Brett Festerling surprised by earning a spot for half of the season and he was a steady, stay-at-home defenceman when he did play. He will battle for playing time with Brookbank and Mikkelson.
The look of the defence will obviously be determined by free agency, as Scott Niedermayer could retire (again) and Francois Beauchemin could be difficult to retain. At the very least, adding another top four defenceman would make sense.
Mike Komisarek and Mattias Ohlund would hold some appeal, as might Nick Boynton, Paul Mara or a shot-blocker like Greg Zanon.

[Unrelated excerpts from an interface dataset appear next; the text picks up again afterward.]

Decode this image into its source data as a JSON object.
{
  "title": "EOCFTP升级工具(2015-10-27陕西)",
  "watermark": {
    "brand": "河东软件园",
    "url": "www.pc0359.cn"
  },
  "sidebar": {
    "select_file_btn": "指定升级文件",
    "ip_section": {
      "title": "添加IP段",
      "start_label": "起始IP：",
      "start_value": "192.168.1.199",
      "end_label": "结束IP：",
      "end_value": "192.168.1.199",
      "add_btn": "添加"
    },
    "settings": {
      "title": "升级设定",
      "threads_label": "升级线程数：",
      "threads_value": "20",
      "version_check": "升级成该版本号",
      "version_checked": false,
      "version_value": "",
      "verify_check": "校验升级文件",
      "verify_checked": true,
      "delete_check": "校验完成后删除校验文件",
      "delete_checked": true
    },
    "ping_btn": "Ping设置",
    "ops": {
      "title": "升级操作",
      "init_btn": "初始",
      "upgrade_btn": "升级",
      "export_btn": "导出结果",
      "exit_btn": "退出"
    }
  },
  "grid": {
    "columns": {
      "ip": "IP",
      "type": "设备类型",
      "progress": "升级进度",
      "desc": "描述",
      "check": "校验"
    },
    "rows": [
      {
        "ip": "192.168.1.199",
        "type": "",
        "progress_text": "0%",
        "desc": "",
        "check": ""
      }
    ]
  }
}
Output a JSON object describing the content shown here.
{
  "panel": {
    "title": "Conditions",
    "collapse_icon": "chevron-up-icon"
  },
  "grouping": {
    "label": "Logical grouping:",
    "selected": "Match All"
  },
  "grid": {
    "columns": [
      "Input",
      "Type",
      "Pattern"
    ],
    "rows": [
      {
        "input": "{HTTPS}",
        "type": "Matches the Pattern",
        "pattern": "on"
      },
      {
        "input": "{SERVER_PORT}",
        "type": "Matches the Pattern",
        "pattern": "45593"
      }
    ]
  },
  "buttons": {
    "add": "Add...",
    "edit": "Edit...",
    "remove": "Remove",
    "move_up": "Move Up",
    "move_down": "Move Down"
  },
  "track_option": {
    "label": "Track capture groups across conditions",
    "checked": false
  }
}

Top Prospect: Mattias Modig (2.25 GAA, .922 SVPCT, 4 SO in 40 GP; Lulea-SEL)
Jonas Hiller emerged as a quality starter in his second NHL season, taking the reins from Jean-Sebastien Giguere down the stretch and into the playoffs where he was even better. The natural progression would be for the 27-year-old Hiller to assume the starting job next season.
For that to happen, the Ducks would have to move Giguere, despite his no-trade clause. It was a completely forgettable season for Giguere, his worst in Anaheim. The 32-year-old has done enough in his career to warrant another chance to start, but it may not necessarily be ahead of Hiller with the Ducks.
15th - Simon Despres, Peter Holland, Jacob Josefson.
The Ducks have approximately $38.4-million committed to salaries for next season.
Needs: One top six forward, one top nine forward, one top four defenceman, another defenceman
What I said the Ducks needed last year: One top six forward
Who did they add? Bobby Ryan, Brendan Morrison
Chris Pronger, Jean-Sebastien Giguere.
Scott Cullen can be reached at Scott.Cullen@ctv.ca